How Fair Trade Entrepreneurs Choose Between Nonprofit and For-Profit Forms
institutional choice, sector theory, supply theory, entrepreneurs, fair trade
This article advances scholarship on the institutional choice literature by examining how, when both options are available, entrepreneurs choose between establishing for-profit and nonprofit organizations. The article accounts for a fuller range of motivations that shape entrepreneurial decisions than is typically recognized in the scholarship. Data come from semi-structured interviews with founders of businesses and nonprofits in the fair trade industry, where both organizational forms are common. We find support for some, but not all, of the assumptions that are built into prevailing theories of the nonprofit sector and find that founders are motivated by factors not often addressed in the relevant scholarship—especially the normative and symbolic meanings they attach to organizational form. Based on these findings, we propose a new supply theory that focuses on four motivations for sector choice.

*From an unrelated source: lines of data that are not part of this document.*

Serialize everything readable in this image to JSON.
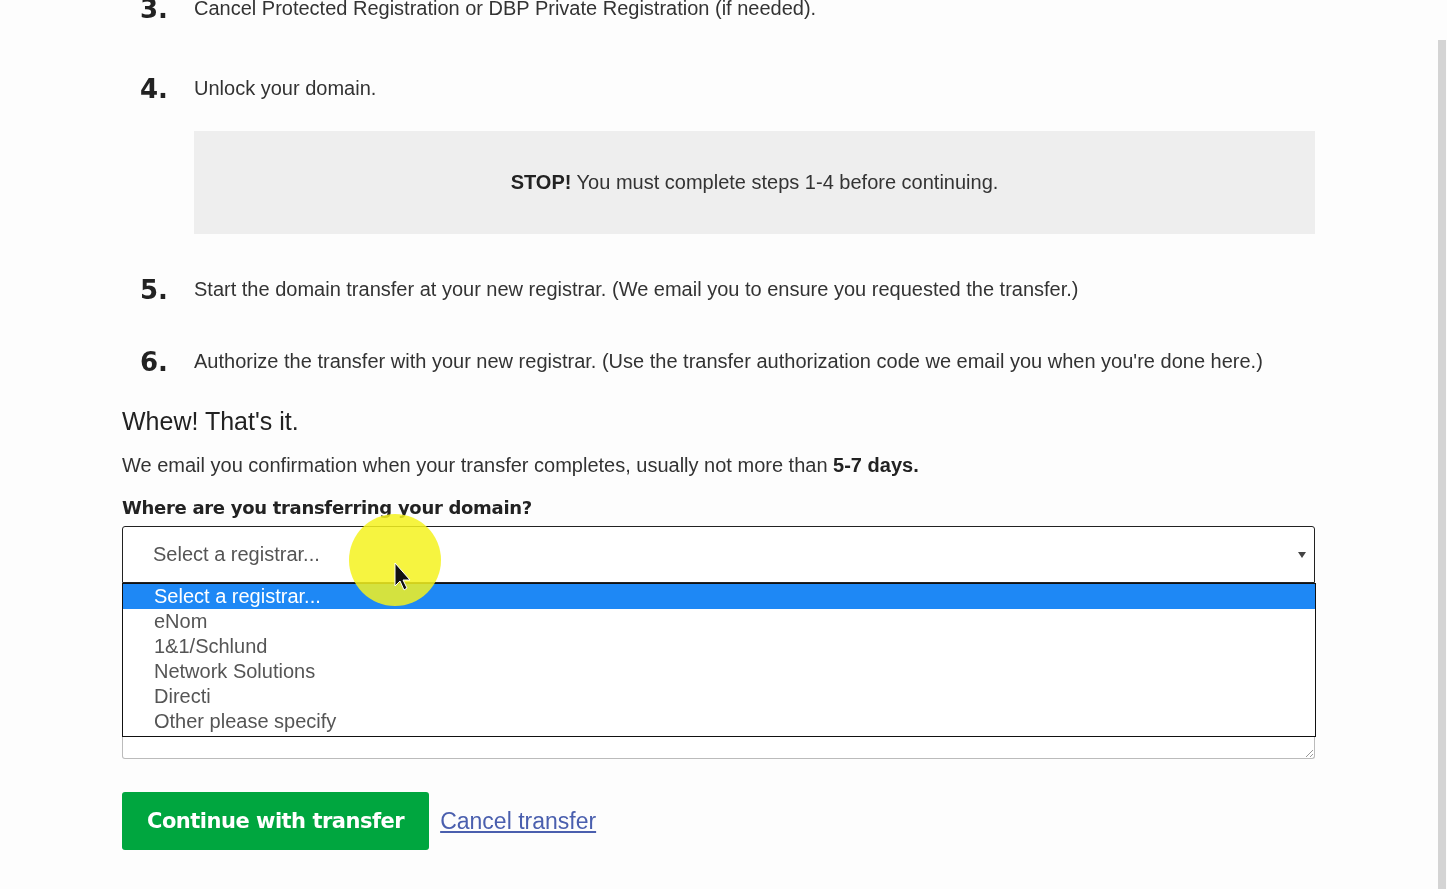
{
  "steps": [
    {
      "number": "3.",
      "text": "Cancel Protected Registration or DBP Private Registration (if needed)."
    },
    {
      "number": "4.",
      "text": "Unlock your domain.",
      "notice": "**STOP!** You must complete steps 1-4 before continuing."
    },
    {
      "number": "5.",
      "text": "Start the domain transfer at your new registrar. (We email you to ensure you requested the transfer.)"
    },
    {
      "number": "6.",
      "text": "Authorize the transfer with your new registrar. (Use the transfer authorization code we email you when you're done here.)"
    }
  ],
  "summary": {
    "heading": "Whew! That's it.",
    "text": "We email you confirmation when your transfer completes, usually not more than **5-7 days.**"
  },
  "form": {
    "question": "Where are you transferring your domain?",
    "select": {
      "value": "Select a registrar...",
      "expanded": true,
      "options": [
        {
          "label": "Select a registrar...",
          "selected": true
        },
        {
          "label": "eNom",
          "selected": false
        },
        {
          "label": "1&1/Schlund",
          "selected": false
        },
        {
          "label": "Network Solutions",
          "selected": false
        },
        {
          "label": "Directi",
          "selected": false
        },
        {
          "label": "Other please specify",
          "selected": false
        }
      ]
    }
  },
  "actions": {
    "primary": "Continue with transfer",
    "link": "Cancel transfer"
  }
}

Original Publication Citation
Child, Curtis, Eva Witesman, and David Braudt. 2015. “Sector Choice: How Fair Trade Entrepreneurs Choose Between Nonprofit and For-Profit Forms.” Nonprofit and Voluntary Sector Quarterly 44(4): 832–851
BYU ScholarsArchive Citation

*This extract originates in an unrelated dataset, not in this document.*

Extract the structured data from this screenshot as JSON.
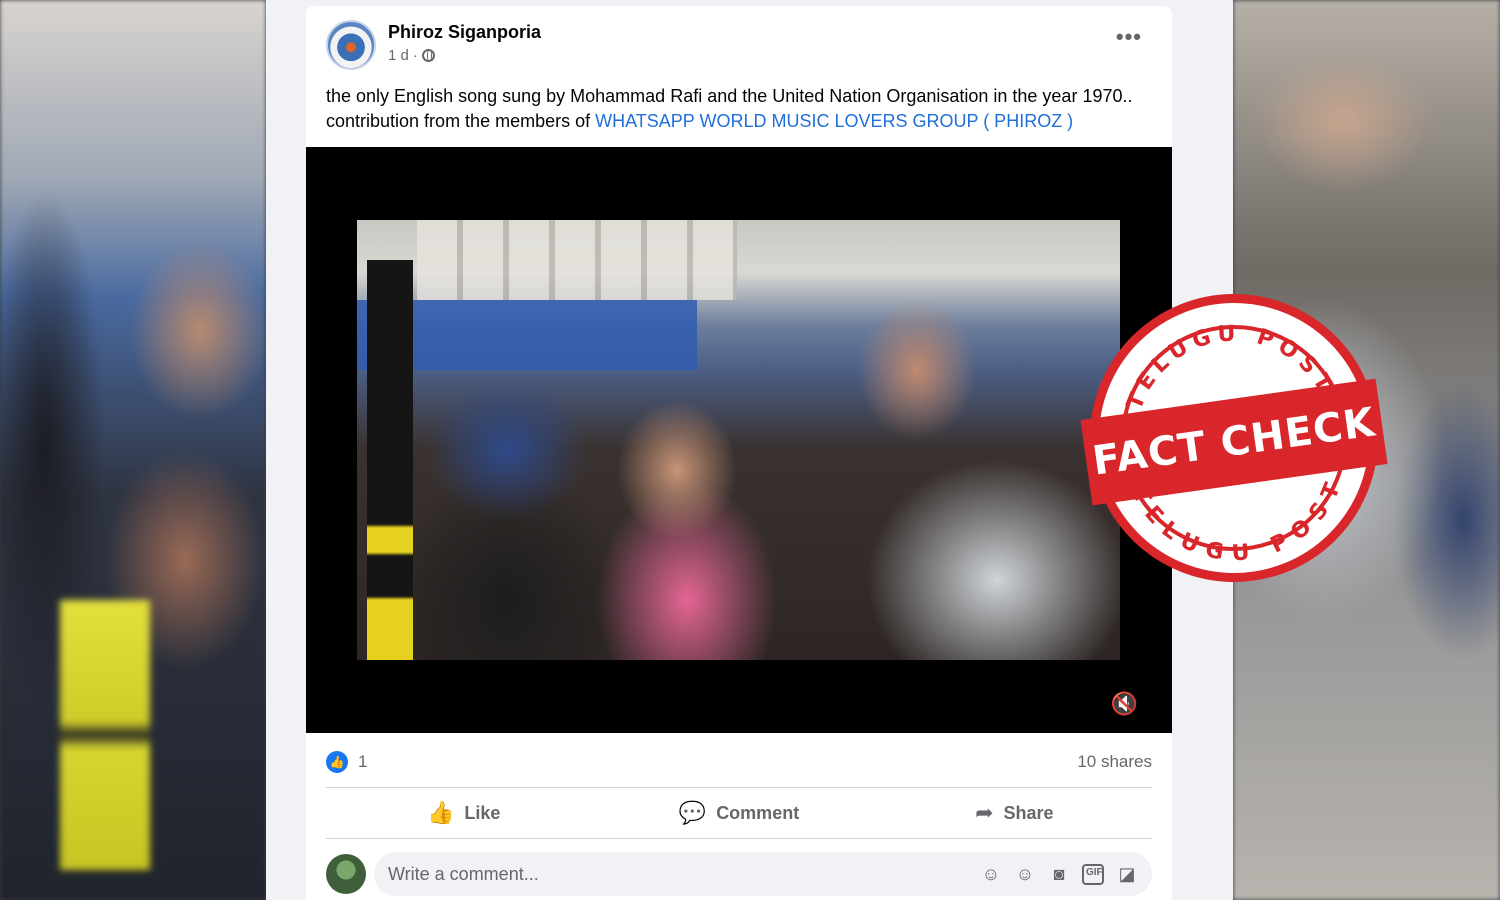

Child, Curtis; Witesman, Eva; and Braudt, David B., "How Fair Trade Entrepreneurs Choose Between Nonprofit and For-Profit Forms" (2014). All Faculty Publications. 2726.

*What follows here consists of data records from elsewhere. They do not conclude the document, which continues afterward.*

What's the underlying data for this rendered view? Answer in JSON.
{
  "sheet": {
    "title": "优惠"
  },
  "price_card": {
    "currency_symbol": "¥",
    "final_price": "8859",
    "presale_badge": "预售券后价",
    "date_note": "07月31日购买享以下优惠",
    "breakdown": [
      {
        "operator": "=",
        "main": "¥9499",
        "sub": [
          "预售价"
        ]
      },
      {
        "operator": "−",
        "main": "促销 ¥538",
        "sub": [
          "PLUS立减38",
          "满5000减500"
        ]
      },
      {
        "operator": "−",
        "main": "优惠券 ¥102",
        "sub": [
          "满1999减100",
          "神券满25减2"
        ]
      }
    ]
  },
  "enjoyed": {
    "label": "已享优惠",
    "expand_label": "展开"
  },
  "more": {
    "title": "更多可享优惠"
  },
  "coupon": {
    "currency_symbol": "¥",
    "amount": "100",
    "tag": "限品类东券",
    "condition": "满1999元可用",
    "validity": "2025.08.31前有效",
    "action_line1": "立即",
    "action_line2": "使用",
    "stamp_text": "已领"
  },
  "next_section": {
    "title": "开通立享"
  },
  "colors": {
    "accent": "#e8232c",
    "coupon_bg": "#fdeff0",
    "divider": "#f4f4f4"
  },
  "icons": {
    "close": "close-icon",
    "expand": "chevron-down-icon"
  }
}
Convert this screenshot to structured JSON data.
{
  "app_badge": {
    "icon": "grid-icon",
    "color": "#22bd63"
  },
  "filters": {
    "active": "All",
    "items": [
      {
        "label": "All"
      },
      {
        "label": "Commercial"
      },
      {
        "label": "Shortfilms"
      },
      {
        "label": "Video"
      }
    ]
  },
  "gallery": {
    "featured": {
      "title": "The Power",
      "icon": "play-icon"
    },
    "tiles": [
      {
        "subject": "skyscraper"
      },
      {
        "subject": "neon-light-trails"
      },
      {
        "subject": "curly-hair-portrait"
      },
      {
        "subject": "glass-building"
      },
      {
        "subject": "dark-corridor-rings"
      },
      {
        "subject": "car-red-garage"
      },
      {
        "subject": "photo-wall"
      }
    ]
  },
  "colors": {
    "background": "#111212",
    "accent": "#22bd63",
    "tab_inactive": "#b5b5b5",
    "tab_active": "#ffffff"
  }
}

Nonprofit and Voluntary Sector Quarterly
Family, Home, and Social Sciences
© The Author(s) 2014